There are drawbacks to being right downtown, said Corea, such as the lack of parking spaces, and one-hour-only parking that is heavily monitored. “I’ve gotten five parking tickets since I’ve been here,” said Corea, who commutes to work every day from Santa Cruz.
Tokens of progress still dot the downtown streets. Signs were recently put in place on Main Street, proudly announcing the city’s turn-of-the center architecture and rich history. A new brightly painted strawberry and pepper mural coats the corner of East Beach Street. Other murals have been spread across various downtown building surfaces through Watsonville's new Public Art Program.

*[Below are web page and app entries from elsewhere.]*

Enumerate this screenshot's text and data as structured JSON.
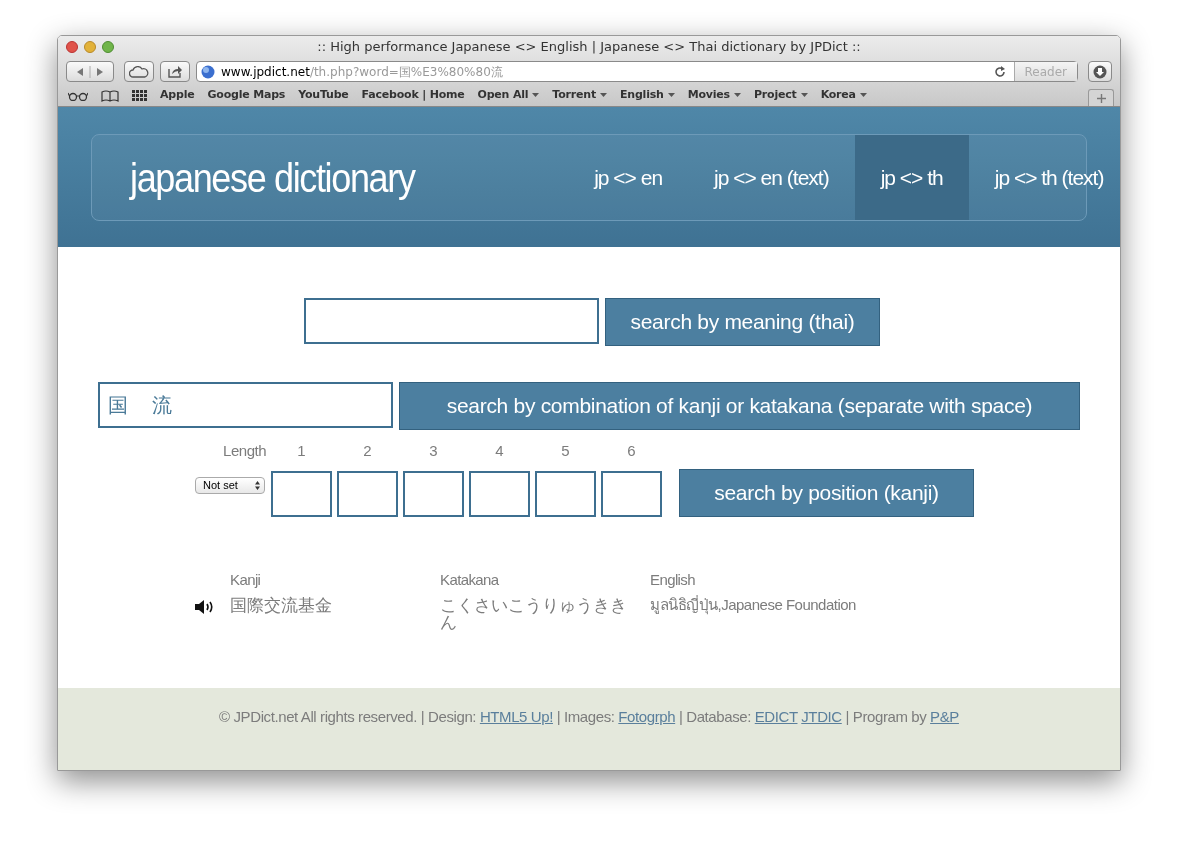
{
  "browser": {
    "title": ":: High performance Japanese <> English | Japanese <> Thai dictionary by JPDict ::",
    "url_host": "www.jpdict.net",
    "url_path": "/th.php?word=国%E3%80%80流",
    "reader": "Reader",
    "bookmarks": [
      {
        "label": "Apple",
        "menu": false
      },
      {
        "label": "Google Maps",
        "menu": false
      },
      {
        "label": "YouTube",
        "menu": false
      },
      {
        "label": "Facebook | Home",
        "menu": false
      },
      {
        "label": "Open All",
        "menu": true
      },
      {
        "label": "Torrent",
        "menu": true
      },
      {
        "label": "English",
        "menu": true
      },
      {
        "label": "Movies",
        "menu": true
      },
      {
        "label": "Project",
        "menu": true
      },
      {
        "label": "Korea",
        "menu": true
      }
    ]
  },
  "site": {
    "logo": "japanese dictionary",
    "nav": [
      {
        "label": "jp <> en",
        "selected": false
      },
      {
        "label": "jp <> en (text)",
        "selected": false
      },
      {
        "label": "jp <> th",
        "selected": true
      },
      {
        "label": "jp <> th (text)",
        "selected": false
      }
    ]
  },
  "meaning_search": {
    "button": "search by meaning (thai)"
  },
  "kanji_search": {
    "value": "国　流",
    "button": "search by combination of kanji or katakana (separate with space)"
  },
  "position_search": {
    "length_label": "Length",
    "length_select": "Not set",
    "positions": [
      "1",
      "2",
      "3",
      "4",
      "5",
      "6"
    ],
    "button": "search by position (kanji)"
  },
  "results": {
    "columns": [
      "Kanji",
      "Katakana",
      "English"
    ],
    "rows": [
      {
        "kanji": "国際交流基金",
        "katakana": "こくさいこうりゅうききん",
        "english": "มูลนิธิญี่ปุ่น,Japanese Foundation"
      }
    ]
  },
  "footer": [
    {
      "kind": "text",
      "text": "© JPDict.net All rights reserved. | Design: "
    },
    {
      "kind": "link",
      "text": "HTML5 Up!"
    },
    {
      "kind": "text",
      "text": " | Images: "
    },
    {
      "kind": "link",
      "text": "Fotogrph"
    },
    {
      "kind": "text",
      "text": " | Database: "
    },
    {
      "kind": "link",
      "text": "EDICT"
    },
    {
      "kind": "link",
      "text": "JTDIC"
    },
    {
      "kind": "text",
      "text": " | Program by "
    },
    {
      "kind": "link",
      "text": "P&P"
    }
  ]
}
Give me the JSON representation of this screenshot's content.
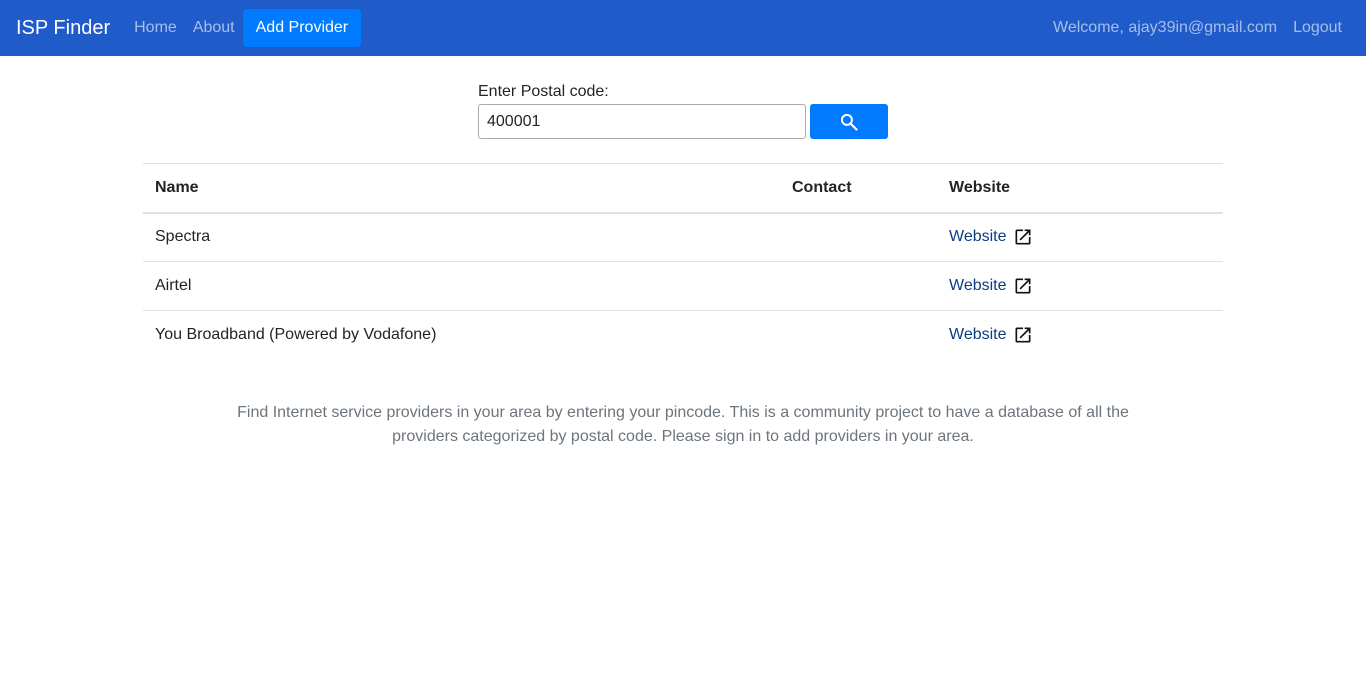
{
  "navbar": {
    "brand": "ISP Finder",
    "links": [
      {
        "label": "Home"
      },
      {
        "label": "About"
      }
    ],
    "add_provider_label": "Add Provider",
    "welcome": "Welcome, ajay39in@gmail.com",
    "logout_label": "Logout",
    "bg_color": "#1f5bc9"
  },
  "search": {
    "label": "Enter Postal code:",
    "value": "400001",
    "button_icon": "search-icon",
    "button_color": "#007bff"
  },
  "table": {
    "headers": [
      "Name",
      "Contact",
      "Website"
    ],
    "rows": [
      {
        "name": "Spectra",
        "contact": "",
        "website": "Website"
      },
      {
        "name": "Airtel",
        "contact": "",
        "website": "Website"
      },
      {
        "name": "You Broadband (Powered by Vodafone)",
        "contact": "",
        "website": "Website"
      }
    ],
    "website_icon": "external-link-icon"
  },
  "footer": {
    "text": "Find Internet service providers in your area by entering your pincode. This is a community project to have a database of all the providers categorized by postal code. Please sign in to add providers in your area."
  }
}
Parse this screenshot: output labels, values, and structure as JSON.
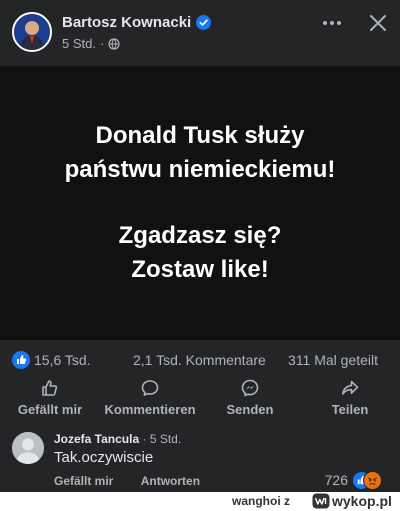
{
  "post": {
    "author": "Bartosz Kownacki",
    "time": "5 Std.",
    "image_text": {
      "line1": "Donald Tusk służy",
      "line2": "państwu niemieckiemu!",
      "line3": "Zgadzasz się?",
      "line4": "Zostaw like!"
    }
  },
  "stats": {
    "likes": "15,6 Tsd.",
    "comments": "2,1 Tsd. Kommentare",
    "shares": "311 Mal geteilt"
  },
  "actions": {
    "like": "Gefällt mir",
    "comment": "Kommentieren",
    "send": "Senden",
    "share": "Teilen"
  },
  "comment": {
    "author": "Jozefa Tancula",
    "time": "· 5 Std.",
    "text": "Tak.oczywiscie",
    "like_label": "Gefällt mir",
    "reply_label": "Antworten",
    "reaction_count": "726"
  },
  "watermark": {
    "user": "wanghoi",
    "suffix": "z",
    "logo_text": "wykop.pl"
  },
  "colors": {
    "background": "#242526",
    "image_background": "#111111",
    "accent_blue": "#1877f2",
    "angry_orange": "#e9710f"
  }
}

The city is the process of adding more streetlights, according to Overmeyer. While the first phase of the project is almost complete, the city is waiting on permits from Caltrans, which Overmeyer said they expect to receive soon, to begin the second phase.
“Right now, it’s too dark at night,” said Correa. “Downtown at night is not a good place to hang out.”
But for daytime downtown dwellers, the city is trying to refurbish the space: The new Hansen Park with mowed grass and paths sits next to ACE Hardware. Once overrun by tattered weeds, the redesign is a project of the the Watsonville Redevelopment Agency.
Many of Watsonville’s businesses were damaged during the 1989 Loma Prieta Earthquake, and never fully recovered. Yet the RDA, through a Community Development Block Grant Program, has been refurbishing parks like Hansen, polishing parking lots and repainting damaged store fronts.
New chain businesses—an ARCO, Wingstop and Supercuts—also have recently set up shop in the city. And, most summer weekends, festivals dot the center square, and the farmers’ market now stays open a half hour later, until 7:30 p.m.
On Friday at 7:15 p.m., new market vendor Jesus DiCecco displayed baskets of organic freshly picked carrots and red onions. He casually chatted with the many customers who zig-zagged between fruit booths and vendors selling Mexican delicacies ranging from flan to flautas. The event coming to an end, he began to lower prices. Last call: two onions for a dollar.
“This is a nice place,” said DiCecco. “I’ll be back here next week, too.”